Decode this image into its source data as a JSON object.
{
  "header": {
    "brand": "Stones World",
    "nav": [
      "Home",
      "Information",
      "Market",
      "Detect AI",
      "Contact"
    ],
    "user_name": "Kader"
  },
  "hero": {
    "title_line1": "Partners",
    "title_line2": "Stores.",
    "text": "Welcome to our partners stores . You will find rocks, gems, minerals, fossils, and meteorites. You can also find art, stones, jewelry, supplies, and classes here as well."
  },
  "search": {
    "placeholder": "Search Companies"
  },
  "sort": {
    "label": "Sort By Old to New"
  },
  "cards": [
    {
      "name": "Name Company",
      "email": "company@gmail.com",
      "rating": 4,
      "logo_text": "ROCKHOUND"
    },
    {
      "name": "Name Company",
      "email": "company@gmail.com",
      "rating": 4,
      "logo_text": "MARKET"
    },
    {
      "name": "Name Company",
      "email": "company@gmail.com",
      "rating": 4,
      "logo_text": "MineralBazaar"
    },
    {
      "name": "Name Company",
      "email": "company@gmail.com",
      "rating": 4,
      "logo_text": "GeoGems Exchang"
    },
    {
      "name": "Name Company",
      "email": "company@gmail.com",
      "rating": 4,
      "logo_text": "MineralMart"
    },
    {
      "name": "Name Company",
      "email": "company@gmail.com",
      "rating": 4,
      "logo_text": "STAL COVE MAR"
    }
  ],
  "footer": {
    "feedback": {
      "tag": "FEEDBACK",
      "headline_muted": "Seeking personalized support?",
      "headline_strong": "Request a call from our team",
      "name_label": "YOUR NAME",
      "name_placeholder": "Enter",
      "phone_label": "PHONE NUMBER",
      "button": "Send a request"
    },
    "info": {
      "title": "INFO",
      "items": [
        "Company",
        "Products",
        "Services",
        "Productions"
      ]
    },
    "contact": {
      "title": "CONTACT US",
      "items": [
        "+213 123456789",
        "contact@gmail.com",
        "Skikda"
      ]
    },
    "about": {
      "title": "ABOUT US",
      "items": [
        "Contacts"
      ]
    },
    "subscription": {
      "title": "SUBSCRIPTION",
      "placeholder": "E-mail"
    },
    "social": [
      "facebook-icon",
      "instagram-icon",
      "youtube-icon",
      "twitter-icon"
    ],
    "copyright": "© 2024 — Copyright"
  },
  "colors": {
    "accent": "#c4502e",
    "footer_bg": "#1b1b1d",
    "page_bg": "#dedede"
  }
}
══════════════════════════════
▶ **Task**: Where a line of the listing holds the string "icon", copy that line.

▶ **Answer to this task**:
      "facebook-icon",
      "instagram-icon",
      "youtube-icon",
      "twitter-icon"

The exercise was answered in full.